DATA LISTING below:

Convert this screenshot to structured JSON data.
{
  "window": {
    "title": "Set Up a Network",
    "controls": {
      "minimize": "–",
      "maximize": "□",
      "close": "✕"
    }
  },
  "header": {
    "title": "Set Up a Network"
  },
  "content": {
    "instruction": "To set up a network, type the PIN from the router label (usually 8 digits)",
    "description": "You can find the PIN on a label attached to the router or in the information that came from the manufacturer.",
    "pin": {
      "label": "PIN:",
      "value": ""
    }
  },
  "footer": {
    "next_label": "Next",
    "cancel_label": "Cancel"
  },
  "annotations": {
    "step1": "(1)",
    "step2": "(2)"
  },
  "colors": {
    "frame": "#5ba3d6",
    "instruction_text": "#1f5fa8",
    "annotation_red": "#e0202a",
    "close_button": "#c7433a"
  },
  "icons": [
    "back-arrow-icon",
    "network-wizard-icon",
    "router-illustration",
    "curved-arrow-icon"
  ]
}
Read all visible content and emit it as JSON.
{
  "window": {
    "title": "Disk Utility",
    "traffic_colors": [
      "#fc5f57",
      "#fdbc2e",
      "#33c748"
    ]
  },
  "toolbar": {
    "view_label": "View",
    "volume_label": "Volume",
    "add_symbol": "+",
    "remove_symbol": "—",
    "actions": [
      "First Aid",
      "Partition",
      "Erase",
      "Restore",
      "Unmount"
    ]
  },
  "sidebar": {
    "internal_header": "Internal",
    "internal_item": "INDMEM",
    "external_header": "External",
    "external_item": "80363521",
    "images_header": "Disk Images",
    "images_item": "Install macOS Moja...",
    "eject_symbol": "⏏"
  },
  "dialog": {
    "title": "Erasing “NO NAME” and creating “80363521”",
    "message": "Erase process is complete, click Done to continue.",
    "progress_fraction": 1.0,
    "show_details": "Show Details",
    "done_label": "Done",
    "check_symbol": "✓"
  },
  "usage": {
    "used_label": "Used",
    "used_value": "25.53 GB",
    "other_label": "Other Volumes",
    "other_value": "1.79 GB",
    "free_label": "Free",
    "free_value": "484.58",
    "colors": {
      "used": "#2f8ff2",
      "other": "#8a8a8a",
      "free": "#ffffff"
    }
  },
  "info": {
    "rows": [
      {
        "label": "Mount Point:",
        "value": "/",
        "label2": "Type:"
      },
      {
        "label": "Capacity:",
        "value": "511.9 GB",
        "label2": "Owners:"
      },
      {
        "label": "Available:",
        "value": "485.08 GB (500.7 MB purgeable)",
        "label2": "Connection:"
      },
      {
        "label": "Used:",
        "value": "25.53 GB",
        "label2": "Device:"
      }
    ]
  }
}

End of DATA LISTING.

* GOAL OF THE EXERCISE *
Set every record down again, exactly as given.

* FINISHED EXERCISE *
Convert this screenshot to structured JSON data.
{
  "window": {
    "title": "Set Up a Network",
    "controls": {
      "minimize": "–",
      "maximize": "□",
      "close": "✕"
    }
  },
  "header": {
    "title": "Set Up a Network"
  },
  "content": {
    "instruction": "To set up a network, type the PIN from the router label (usually 8 digits)",
    "description": "You can find the PIN on a label attached to the router or in the information that came from the manufacturer.",
    "pin": {
      "label": "PIN:",
      "value": ""
    }
  },
  "footer": {
    "next_label": "Next",
    "cancel_label": "Cancel"
  },
  "annotations": {
    "step1": "(1)",
    "step2": "(2)"
  },
  "colors": {
    "frame": "#5ba3d6",
    "instruction_text": "#1f5fa8",
    "annotation_red": "#e0202a",
    "close_button": "#c7433a"
  },
  "icons": [
    "back-arrow-icon",
    "network-wizard-icon",
    "router-illustration",
    "curved-arrow-icon"
  ]
}
Read all visible content and emit it as JSON.
{
  "window": {
    "title": "Disk Utility",
    "traffic_colors": [
      "#fc5f57",
      "#fdbc2e",
      "#33c748"
    ]
  },
  "toolbar": {
    "view_label": "View",
    "volume_label": "Volume",
    "add_symbol": "+",
    "remove_symbol": "—",
    "actions": [
      "First Aid",
      "Partition",
      "Erase",
      "Restore",
      "Unmount"
    ]
  },
  "sidebar": {
    "internal_header": "Internal",
    "internal_item": "INDMEM",
    "external_header": "External",
    "external_item": "80363521",
    "images_header": "Disk Images",
    "images_item": "Install macOS Moja...",
    "eject_symbol": "⏏"
  },
  "dialog": {
    "title": "Erasing “NO NAME” and creating “80363521”",
    "message": "Erase process is complete, click Done to continue.",
    "progress_fraction": 1.0,
    "show_details": "Show Details",
    "done_label": "Done",
    "check_symbol": "✓"
  },
  "usage": {
    "used_label": "Used",
    "used_value": "25.53 GB",
    "other_label": "Other Volumes",
    "other_value": "1.79 GB",
    "free_label": "Free",
    "free_value": "484.58",
    "colors": {
      "used": "#2f8ff2",
      "other": "#8a8a8a",
      "free": "#ffffff"
    }
  },
  "info": {
    "rows": [
      {
        "label": "Mount Point:",
        "value": "/",
        "label2": "Type:"
      },
      {
        "label": "Capacity:",
        "value": "511.9 GB",
        "label2": "Owners:"
      },
      {
        "label": "Available:",
        "value": "485.08 GB (500.7 MB purgeable)",
        "label2": "Connection:"
      },
      {
        "label": "Used:",
        "value": "25.53 GB",
        "label2": "Device:"
      }
    ]
  }
}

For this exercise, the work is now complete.